TRY IT >>
The records below should be printed once more, exactly as they appear.

SUPPLIED MATERIAL >>
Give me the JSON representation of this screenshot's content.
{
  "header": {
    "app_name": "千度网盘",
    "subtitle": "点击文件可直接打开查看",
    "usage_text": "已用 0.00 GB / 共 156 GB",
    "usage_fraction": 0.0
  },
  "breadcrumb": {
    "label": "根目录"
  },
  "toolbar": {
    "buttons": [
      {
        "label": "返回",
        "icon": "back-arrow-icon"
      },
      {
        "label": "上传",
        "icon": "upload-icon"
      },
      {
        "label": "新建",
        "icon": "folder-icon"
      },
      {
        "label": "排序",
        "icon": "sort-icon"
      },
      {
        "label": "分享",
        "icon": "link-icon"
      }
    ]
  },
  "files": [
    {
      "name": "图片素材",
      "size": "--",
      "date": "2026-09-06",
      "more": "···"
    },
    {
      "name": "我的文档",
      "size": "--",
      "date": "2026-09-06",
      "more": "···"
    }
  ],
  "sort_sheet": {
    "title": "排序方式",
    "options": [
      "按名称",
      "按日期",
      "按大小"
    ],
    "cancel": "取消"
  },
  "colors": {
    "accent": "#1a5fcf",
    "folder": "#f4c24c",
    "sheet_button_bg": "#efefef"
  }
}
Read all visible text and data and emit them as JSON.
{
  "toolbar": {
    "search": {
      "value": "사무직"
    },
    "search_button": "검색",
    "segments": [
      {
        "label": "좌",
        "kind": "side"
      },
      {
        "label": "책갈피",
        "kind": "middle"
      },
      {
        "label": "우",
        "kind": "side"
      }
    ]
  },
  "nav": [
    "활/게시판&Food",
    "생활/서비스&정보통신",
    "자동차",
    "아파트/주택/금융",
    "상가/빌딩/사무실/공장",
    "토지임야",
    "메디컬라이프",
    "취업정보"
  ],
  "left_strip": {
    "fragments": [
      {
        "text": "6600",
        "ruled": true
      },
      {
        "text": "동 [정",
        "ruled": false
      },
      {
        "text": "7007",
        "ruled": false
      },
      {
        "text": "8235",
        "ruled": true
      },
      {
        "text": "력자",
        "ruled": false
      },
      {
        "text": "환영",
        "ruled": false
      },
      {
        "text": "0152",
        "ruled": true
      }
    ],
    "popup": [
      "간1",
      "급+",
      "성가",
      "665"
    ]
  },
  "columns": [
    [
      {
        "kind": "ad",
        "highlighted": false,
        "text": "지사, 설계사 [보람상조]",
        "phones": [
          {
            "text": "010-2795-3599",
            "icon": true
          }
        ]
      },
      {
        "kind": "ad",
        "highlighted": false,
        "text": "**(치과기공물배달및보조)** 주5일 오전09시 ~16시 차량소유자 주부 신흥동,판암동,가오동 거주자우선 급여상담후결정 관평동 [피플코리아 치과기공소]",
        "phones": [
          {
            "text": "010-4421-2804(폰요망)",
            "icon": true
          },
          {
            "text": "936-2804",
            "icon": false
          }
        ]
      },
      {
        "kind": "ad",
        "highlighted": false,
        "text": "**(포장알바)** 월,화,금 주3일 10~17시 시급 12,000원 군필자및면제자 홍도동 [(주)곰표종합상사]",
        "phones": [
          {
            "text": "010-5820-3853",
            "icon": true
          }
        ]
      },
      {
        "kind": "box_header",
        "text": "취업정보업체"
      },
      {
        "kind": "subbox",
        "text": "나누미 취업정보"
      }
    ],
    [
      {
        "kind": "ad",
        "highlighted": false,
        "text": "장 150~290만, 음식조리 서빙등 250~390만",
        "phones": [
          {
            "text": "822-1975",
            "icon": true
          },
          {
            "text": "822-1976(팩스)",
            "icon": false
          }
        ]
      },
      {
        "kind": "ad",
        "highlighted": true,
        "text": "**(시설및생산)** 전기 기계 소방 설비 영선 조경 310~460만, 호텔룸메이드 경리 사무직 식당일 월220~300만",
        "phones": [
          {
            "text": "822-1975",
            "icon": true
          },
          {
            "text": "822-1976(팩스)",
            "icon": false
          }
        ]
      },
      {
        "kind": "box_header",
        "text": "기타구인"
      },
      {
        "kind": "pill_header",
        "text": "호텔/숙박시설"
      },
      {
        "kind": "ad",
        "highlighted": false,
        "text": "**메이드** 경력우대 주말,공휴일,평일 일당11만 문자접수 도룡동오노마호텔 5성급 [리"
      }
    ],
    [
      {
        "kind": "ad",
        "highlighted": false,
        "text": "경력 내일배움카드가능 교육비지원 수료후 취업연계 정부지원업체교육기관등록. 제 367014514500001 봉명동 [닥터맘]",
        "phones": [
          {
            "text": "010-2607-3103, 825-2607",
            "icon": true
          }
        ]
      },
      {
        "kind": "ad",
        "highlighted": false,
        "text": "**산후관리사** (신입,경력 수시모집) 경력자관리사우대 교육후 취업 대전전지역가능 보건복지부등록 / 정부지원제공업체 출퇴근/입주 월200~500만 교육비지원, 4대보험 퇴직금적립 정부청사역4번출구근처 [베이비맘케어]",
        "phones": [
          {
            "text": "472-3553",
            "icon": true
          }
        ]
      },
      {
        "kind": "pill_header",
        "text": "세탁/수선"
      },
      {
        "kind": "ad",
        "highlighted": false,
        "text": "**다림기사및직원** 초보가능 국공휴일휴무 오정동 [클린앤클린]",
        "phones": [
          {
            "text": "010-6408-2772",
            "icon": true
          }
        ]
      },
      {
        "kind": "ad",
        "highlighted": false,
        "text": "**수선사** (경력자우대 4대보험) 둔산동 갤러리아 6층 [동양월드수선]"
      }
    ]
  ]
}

EXERCISE RESULT >>
Give me the JSON representation of this screenshot's content.
{
  "header": {
    "app_name": "千度网盘",
    "subtitle": "点击文件可直接打开查看",
    "usage_text": "已用 0.00 GB / 共 156 GB",
    "usage_fraction": 0.0
  },
  "breadcrumb": {
    "label": "根目录"
  },
  "toolbar": {
    "buttons": [
      {
        "label": "返回",
        "icon": "back-arrow-icon"
      },
      {
        "label": "上传",
        "icon": "upload-icon"
      },
      {
        "label": "新建",
        "icon": "folder-icon"
      },
      {
        "label": "排序",
        "icon": "sort-icon"
      },
      {
        "label": "分享",
        "icon": "link-icon"
      }
    ]
  },
  "files": [
    {
      "name": "图片素材",
      "size": "--",
      "date": "2026-09-06",
      "more": "···"
    },
    {
      "name": "我的文档",
      "size": "--",
      "date": "2026-09-06",
      "more": "···"
    }
  ],
  "sort_sheet": {
    "title": "排序方式",
    "options": [
      "按名称",
      "按日期",
      "按大小"
    ],
    "cancel": "取消"
  },
  "colors": {
    "accent": "#1a5fcf",
    "folder": "#f4c24c",
    "sheet_button_bg": "#efefef"
  }
}
Read all visible text and data and emit them as JSON.
{
  "toolbar": {
    "search": {
      "value": "사무직"
    },
    "search_button": "검색",
    "segments": [
      {
        "label": "좌",
        "kind": "side"
      },
      {
        "label": "책갈피",
        "kind": "middle"
      },
      {
        "label": "우",
        "kind": "side"
      }
    ]
  },
  "nav": [
    "활/게시판&Food",
    "생활/서비스&정보통신",
    "자동차",
    "아파트/주택/금융",
    "상가/빌딩/사무실/공장",
    "토지임야",
    "메디컬라이프",
    "취업정보"
  ],
  "left_strip": {
    "fragments": [
      {
        "text": "6600",
        "ruled": true
      },
      {
        "text": "동 [정",
        "ruled": false
      },
      {
        "text": "7007",
        "ruled": false
      },
      {
        "text": "8235",
        "ruled": true
      },
      {
        "text": "력자",
        "ruled": false
      },
      {
        "text": "환영",
        "ruled": false
      },
      {
        "text": "0152",
        "ruled": true
      }
    ],
    "popup": [
      "간1",
      "급+",
      "성가",
      "665"
    ]
  },
  "columns": [
    [
      {
        "kind": "ad",
        "highlighted": false,
        "text": "지사, 설계사 [보람상조]",
        "phones": [
          {
            "text": "010-2795-3599",
            "icon": true
          }
        ]
      },
      {
        "kind": "ad",
        "highlighted": false,
        "text": "**(치과기공물배달및보조)** 주5일 오전09시 ~16시 차량소유자 주부 신흥동,판암동,가오동 거주자우선 급여상담후결정 관평동 [피플코리아 치과기공소]",
        "phones": [
          {
            "text": "010-4421-2804(폰요망)",
            "icon": true
          },
          {
            "text": "936-2804",
            "icon": false
          }
        ]
      },
      {
        "kind": "ad",
        "highlighted": false,
        "text": "**(포장알바)** 월,화,금 주3일 10~17시 시급 12,000원 군필자및면제자 홍도동 [(주)곰표종합상사]",
        "phones": [
          {
            "text": "010-5820-3853",
            "icon": true
          }
        ]
      },
      {
        "kind": "box_header",
        "text": "취업정보업체"
      },
      {
        "kind": "subbox",
        "text": "나누미 취업정보"
      }
    ],
    [
      {
        "kind": "ad",
        "highlighted": false,
        "text": "장 150~290만, 음식조리 서빙등 250~390만",
        "phones": [
          {
            "text": "822-1975",
            "icon": true
          },
          {
            "text": "822-1976(팩스)",
            "icon": false
          }
        ]
      },
      {
        "kind": "ad",
        "highlighted": true,
        "text": "**(시설및생산)** 전기 기계 소방 설비 영선 조경 310~460만, 호텔룸메이드 경리 사무직 식당일 월220~300만",
        "phones": [
          {
            "text": "822-1975",
            "icon": true
          },
          {
            "text": "822-1976(팩스)",
            "icon": false
          }
        ]
      },
      {
        "kind": "box_header",
        "text": "기타구인"
      },
      {
        "kind": "pill_header",
        "text": "호텔/숙박시설"
      },
      {
        "kind": "ad",
        "highlighted": false,
        "text": "**메이드** 경력우대 주말,공휴일,평일 일당11만 문자접수 도룡동오노마호텔 5성급 [리"
      }
    ],
    [
      {
        "kind": "ad",
        "highlighted": false,
        "text": "경력 내일배움카드가능 교육비지원 수료후 취업연계 정부지원업체교육기관등록. 제 367014514500001 봉명동 [닥터맘]",
        "phones": [
          {
            "text": "010-2607-3103, 825-2607",
            "icon": true
          }
        ]
      },
      {
        "kind": "ad",
        "highlighted": false,
        "text": "**산후관리사** (신입,경력 수시모집) 경력자관리사우대 교육후 취업 대전전지역가능 보건복지부등록 / 정부지원제공업체 출퇴근/입주 월200~500만 교육비지원, 4대보험 퇴직금적립 정부청사역4번출구근처 [베이비맘케어]",
        "phones": [
          {
            "text": "472-3553",
            "icon": true
          }
        ]
      },
      {
        "kind": "pill_header",
        "text": "세탁/수선"
      },
      {
        "kind": "ad",
        "highlighted": false,
        "text": "**다림기사및직원** 초보가능 국공휴일휴무 오정동 [클린앤클린]",
        "phones": [
          {
            "text": "010-6408-2772",
            "icon": true
          }
        ]
      },
      {
        "kind": "ad",
        "highlighted": false,
        "text": "**수선사** (경력자우대 4대보험) 둔산동 갤러리아 6층 [동양월드수선]"
      }
    ]
  ]
}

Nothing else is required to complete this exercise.